Monday, 26 August 2013

Confusing what you do with who you are.

Some people are incredibly lucky. They understand that work is simply an amount of effort in exchange for monetary reward. Some of us take things way too far and start to confuse what we do with who we are. I'm guilty of this. Unfortunately I'm now dealing with the consequences.

I'm sure that many of you see no problem with this. Work is undoubtedly a significant part of your identity. Whether you are a fireman, a nurse, a stock broker or a stay at home dad it gives people an immediate indicator of the kind of person you are. They may be completely wrong but people do form an opinion.

Some people find this very uncomfortable. Particularly if their 'day job' is not really who they are. Actors consider themselves actors even if they have spent more time waiting tables than they have treading the boards. Some stay at home mums and dads don't fully adopt this persona. They view it as a life stage before they re-start their career when the kids are older.

Some of us, on the other hand are incredibly guilty of confusing work with who we are. This is particularly true of those in 'professions' or jobs that could be considered a 'vocation'. Doctors, police officers, teachers, nurses - this is far from an exhaustive list but I'm sure you get my drift.

When you have adopted a 'vocation' as your way to earn money you inevitably fall into the trap of confusing your job with who you are. This stems from the in built idea that your 'job' is somehow more than a job. It is something you live, not something you do. I'm not suggesting these kinds of occupations are more important. Far from it. However, they are jobs from which it is very difficult to keep things separate.

So how as this effected me? Well, for the last 12 years I have been a teacher. I did any number of jobs prior to entering the profession. However, one of my main reasons for re-training was to get that 'identity'. Teaching gives you an identity immediately. It can define who you are in both your own mind and the minds of others............. if you let it. If you tell anyone you are a teacher their opinion of you will be crystalized from the start - whether positive or negative. Once you divulge that information you are seen as anything between a 'Florence nightingale' type creature giving up your time to selflessly mould the next generation, or a work shy control freak with more time off than Santa Clause.

I never had a problem with this. In fact, in a perverse sort of way, I quite enjoyed it. So what's the problem? Well, to put it bluntly, I had children.

To cut a long story short I found combing my life as a teacher with my life as a parent incredibly difficult. Most teacher's take it in their stride. Not me. I found coming home to children extremely hard after spending my days with them. More than that, having my own children began to effect my work.

My job involved teaching kids that no one else would teach. The majority of my classes included kids with severe emotional and behavioural difficulties. I loved it. I'm quite a combative character and I loved the challenge of whipping a group of un-teachables into shape. However this requires total confidence. If you issue an instruction you have to be 100% confident in yourself and your ability. Kids of any age or level can sense weakness in a teacher - we all remember the ones from our own school days - and they will punish you without mercy if they see a chink in your armour. With the kids I teach you can multiply this by a factor of 10.

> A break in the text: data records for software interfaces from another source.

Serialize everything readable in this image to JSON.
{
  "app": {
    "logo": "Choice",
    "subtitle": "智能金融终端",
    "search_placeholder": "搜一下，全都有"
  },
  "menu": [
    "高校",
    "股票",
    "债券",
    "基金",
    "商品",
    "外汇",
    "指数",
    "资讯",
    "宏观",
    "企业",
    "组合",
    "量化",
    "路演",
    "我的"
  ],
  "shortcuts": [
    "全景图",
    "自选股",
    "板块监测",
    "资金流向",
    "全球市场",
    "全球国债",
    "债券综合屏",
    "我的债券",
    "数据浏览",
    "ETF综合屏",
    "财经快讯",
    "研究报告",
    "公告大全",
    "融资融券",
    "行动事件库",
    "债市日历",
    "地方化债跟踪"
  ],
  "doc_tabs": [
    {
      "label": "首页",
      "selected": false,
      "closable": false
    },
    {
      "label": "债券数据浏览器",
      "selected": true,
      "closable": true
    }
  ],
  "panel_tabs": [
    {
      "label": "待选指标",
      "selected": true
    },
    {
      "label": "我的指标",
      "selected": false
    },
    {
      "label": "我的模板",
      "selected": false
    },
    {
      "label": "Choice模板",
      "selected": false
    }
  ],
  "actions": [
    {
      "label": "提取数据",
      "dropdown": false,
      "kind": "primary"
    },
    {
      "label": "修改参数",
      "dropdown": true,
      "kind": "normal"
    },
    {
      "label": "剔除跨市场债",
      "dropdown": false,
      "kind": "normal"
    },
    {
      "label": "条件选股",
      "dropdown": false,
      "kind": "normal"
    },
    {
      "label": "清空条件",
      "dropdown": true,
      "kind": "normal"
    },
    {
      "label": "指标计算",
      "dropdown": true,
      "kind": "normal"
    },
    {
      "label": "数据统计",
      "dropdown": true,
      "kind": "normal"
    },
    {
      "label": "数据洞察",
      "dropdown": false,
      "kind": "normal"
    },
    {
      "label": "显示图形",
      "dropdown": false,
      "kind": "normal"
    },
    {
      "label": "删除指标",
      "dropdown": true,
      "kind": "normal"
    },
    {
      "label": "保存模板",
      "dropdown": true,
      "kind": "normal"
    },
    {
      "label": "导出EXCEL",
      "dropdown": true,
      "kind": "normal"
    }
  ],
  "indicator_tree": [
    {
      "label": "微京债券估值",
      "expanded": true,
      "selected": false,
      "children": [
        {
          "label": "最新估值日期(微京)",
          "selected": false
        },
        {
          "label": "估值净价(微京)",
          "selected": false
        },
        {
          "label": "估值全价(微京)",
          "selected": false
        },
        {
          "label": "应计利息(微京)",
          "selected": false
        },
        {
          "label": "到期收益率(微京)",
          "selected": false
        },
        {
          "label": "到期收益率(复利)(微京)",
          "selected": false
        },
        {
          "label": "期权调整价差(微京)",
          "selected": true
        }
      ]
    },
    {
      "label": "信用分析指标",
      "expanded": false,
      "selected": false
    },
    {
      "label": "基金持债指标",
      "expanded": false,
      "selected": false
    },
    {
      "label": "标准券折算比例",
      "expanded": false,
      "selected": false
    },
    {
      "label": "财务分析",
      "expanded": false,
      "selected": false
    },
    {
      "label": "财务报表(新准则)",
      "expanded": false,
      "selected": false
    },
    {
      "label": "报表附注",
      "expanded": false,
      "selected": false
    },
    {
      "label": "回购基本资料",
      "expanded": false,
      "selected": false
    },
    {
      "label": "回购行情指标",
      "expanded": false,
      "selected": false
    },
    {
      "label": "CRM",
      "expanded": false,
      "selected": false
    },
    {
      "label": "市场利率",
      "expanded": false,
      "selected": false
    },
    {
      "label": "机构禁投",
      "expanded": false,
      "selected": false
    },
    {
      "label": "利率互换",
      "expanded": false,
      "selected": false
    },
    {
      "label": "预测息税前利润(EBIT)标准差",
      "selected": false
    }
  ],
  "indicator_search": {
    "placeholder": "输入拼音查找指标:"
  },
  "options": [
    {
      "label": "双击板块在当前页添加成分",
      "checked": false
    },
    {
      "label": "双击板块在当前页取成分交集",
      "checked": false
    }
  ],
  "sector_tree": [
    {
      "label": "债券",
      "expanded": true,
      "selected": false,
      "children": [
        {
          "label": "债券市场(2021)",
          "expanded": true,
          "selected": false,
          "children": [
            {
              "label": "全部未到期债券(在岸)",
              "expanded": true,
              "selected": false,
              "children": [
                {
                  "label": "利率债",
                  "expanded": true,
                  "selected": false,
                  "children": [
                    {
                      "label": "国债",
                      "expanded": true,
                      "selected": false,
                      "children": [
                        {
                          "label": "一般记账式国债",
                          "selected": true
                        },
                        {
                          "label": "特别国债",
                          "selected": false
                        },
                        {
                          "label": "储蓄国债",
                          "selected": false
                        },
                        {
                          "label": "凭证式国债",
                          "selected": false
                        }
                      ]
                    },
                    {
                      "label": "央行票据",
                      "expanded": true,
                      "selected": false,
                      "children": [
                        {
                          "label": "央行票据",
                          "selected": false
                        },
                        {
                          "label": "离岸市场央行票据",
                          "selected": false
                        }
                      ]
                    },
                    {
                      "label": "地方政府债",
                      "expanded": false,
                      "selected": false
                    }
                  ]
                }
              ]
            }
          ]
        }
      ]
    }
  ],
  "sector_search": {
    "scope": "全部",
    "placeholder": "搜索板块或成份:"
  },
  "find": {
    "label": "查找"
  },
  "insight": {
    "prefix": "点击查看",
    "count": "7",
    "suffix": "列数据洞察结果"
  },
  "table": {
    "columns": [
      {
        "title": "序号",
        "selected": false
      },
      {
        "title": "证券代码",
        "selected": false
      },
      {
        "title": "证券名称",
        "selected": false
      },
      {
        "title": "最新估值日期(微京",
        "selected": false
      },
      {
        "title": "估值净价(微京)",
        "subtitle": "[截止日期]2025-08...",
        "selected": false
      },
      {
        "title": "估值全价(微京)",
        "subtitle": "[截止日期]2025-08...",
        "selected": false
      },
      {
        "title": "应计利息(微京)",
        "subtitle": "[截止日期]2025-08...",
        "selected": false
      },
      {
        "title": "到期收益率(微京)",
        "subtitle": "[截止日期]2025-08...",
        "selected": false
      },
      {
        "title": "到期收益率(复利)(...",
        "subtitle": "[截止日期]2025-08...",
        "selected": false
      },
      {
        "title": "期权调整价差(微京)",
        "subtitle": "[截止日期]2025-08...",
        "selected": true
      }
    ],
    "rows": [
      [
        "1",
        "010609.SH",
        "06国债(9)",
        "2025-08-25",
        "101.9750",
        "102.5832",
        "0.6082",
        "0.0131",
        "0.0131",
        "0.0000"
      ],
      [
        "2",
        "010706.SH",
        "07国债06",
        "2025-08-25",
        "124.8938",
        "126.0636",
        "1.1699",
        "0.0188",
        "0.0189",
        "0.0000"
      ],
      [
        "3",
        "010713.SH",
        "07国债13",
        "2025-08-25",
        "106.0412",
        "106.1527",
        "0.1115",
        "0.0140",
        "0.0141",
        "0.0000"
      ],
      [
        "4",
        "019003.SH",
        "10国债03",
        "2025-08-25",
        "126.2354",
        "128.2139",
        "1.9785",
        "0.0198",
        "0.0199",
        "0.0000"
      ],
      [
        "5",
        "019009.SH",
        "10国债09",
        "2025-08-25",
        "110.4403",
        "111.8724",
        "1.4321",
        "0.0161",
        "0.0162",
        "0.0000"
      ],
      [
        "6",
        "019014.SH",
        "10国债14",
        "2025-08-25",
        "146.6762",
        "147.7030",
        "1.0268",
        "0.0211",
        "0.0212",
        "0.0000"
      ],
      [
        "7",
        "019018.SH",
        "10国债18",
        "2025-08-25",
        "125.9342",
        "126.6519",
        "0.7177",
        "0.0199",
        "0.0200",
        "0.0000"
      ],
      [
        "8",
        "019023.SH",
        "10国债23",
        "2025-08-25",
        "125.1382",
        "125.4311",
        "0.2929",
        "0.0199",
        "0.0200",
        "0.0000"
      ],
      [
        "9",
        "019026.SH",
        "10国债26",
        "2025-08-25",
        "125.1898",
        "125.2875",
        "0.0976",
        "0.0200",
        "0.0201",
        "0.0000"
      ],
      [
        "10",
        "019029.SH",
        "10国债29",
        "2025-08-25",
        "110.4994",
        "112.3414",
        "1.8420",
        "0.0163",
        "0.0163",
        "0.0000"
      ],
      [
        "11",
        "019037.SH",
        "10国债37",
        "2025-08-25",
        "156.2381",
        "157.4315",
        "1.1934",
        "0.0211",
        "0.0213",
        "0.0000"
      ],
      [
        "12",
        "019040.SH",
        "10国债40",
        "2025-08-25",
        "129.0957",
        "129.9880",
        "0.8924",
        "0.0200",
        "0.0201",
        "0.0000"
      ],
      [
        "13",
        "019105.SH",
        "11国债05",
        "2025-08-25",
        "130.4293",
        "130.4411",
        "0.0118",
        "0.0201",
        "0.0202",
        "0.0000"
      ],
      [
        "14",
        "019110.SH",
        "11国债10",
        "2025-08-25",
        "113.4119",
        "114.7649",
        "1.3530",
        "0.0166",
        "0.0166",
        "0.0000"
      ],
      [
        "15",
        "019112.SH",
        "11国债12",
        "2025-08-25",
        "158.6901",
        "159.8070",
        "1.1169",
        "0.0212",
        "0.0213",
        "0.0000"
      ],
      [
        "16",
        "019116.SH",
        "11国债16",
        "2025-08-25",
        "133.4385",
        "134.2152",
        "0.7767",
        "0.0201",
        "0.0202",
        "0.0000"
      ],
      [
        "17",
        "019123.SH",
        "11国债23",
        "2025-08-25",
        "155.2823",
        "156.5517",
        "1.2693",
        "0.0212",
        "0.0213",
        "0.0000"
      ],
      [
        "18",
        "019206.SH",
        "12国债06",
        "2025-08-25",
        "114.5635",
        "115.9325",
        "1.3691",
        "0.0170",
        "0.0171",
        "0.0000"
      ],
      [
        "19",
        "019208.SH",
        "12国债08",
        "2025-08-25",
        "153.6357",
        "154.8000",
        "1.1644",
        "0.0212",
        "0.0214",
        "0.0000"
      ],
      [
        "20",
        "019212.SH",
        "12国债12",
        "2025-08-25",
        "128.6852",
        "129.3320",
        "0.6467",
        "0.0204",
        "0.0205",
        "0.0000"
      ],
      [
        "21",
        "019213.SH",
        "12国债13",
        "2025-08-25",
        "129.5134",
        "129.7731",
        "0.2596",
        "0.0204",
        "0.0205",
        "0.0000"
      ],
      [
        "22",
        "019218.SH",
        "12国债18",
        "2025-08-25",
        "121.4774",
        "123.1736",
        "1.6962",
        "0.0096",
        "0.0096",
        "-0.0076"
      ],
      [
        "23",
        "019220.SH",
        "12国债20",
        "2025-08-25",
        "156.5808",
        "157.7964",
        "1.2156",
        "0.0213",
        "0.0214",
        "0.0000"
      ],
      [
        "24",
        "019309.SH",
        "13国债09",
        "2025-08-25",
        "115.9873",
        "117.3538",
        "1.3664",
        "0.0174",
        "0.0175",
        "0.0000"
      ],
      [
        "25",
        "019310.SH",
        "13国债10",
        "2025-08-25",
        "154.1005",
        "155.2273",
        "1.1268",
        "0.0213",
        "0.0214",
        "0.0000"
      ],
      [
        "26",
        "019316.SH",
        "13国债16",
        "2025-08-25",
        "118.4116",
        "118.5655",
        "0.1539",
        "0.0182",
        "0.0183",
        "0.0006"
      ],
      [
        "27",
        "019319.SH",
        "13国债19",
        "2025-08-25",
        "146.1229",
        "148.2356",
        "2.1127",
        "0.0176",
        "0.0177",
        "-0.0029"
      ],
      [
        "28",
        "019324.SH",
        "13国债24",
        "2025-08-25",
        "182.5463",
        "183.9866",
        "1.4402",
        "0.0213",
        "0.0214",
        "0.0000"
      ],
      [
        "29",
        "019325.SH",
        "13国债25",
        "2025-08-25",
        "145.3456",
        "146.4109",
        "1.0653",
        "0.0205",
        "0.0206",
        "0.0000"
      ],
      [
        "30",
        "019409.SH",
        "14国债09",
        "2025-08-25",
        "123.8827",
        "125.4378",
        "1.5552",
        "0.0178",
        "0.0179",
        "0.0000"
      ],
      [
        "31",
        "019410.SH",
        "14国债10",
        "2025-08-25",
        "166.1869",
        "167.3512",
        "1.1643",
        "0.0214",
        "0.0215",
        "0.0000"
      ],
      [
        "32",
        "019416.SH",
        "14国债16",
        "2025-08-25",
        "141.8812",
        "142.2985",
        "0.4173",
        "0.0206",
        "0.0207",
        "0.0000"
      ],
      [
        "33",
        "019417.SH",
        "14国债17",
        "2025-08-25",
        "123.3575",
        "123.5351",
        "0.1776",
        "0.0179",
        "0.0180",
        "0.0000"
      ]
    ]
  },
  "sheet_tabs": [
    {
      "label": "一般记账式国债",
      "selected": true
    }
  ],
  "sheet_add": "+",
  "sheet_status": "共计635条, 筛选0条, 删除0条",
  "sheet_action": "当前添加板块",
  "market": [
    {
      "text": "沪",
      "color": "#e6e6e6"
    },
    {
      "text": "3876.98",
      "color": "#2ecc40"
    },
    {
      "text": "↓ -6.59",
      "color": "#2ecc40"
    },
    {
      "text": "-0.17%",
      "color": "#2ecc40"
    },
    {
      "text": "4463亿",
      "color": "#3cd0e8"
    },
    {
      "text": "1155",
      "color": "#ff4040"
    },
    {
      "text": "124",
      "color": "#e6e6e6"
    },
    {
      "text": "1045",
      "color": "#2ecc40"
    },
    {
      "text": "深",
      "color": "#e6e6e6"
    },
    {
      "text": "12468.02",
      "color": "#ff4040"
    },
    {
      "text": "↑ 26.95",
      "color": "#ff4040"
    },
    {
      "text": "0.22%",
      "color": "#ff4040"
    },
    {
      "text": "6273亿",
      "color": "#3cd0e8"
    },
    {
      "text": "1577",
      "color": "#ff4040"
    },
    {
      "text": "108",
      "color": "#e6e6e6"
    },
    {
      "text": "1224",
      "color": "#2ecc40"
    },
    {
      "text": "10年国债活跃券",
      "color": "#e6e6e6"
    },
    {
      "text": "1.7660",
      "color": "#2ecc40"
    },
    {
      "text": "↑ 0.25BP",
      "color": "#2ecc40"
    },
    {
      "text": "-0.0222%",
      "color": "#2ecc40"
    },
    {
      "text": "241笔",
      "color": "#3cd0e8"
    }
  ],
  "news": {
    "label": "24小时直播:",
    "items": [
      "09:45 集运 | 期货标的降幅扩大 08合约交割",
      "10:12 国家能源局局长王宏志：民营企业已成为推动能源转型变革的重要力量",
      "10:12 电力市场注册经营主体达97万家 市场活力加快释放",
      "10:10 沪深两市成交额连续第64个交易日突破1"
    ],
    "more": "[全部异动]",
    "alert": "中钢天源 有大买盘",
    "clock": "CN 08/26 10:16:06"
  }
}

However, having your own kids is different. They don't do what you ask them to do, at least for the first five times you ask. They behave worse for you than they ever would for a teacher in school. They answer back, they refuse to do things, they argue and they fight. All things that a teacher would and could never put up with in their classroom. There would be anarchy. I often joked that I was like a supply teacher in my own home. However this feeling started to infiltrate my working life.

I began to give instructions without truly believing they would be followed. A fatal error. As my confidence dropped so behaviour in some of my classes worsened. When you don't have full control in a classroom, teaching can be an extremely lonely and painful place to spend your day.

Over time, things got worse and began to have a significant effect on my home life. At which point I decided that, if my kids were to have the best dad I could be, I needed to wave goodbye to teaching.

This brings me to the crux of this post. For the first few months it was like the weight of the world off my shoulders and I still feel it was exactly the right decision for me and my family. However I've become aware of the fact I'm suffering from a bit of an identity crisis. When I'm asked what I do I sort of erm and ah for a bit not exactly sure what to say. I haven't felt that way in a long time. It's quite a strange and unnerving feeling for someone who has been defined by what they do. In fact, I even started answering this question with "well, I used to teach but now...........".

So where does that leave me? Well, sometimes you need to have a change in direction in life and this is an extremely positive and exciting prospect. It also leaves me at a crossroads. I need to find a way to separate what I do with who I am - something I've never achieved in the past.

Wish me luck!

Hapless Dad

1 comment:

  1. I totally get this. I understand it completely. I was a journalist (or should I say I am a journalist) But I gave that up to stay at home with my children - and plunged into post natal depression because I felt I'd lost who I was. Now my kids are both at school (youngest started last week) and I'm job-seeking. But I don't want to go back to who I was. I'm looking for a change of direction - something to use my skills but a career which will fit in more around my family. Good luck with your search for a vocation. And remember that "Dad" is something very important that you will always be able to say you do.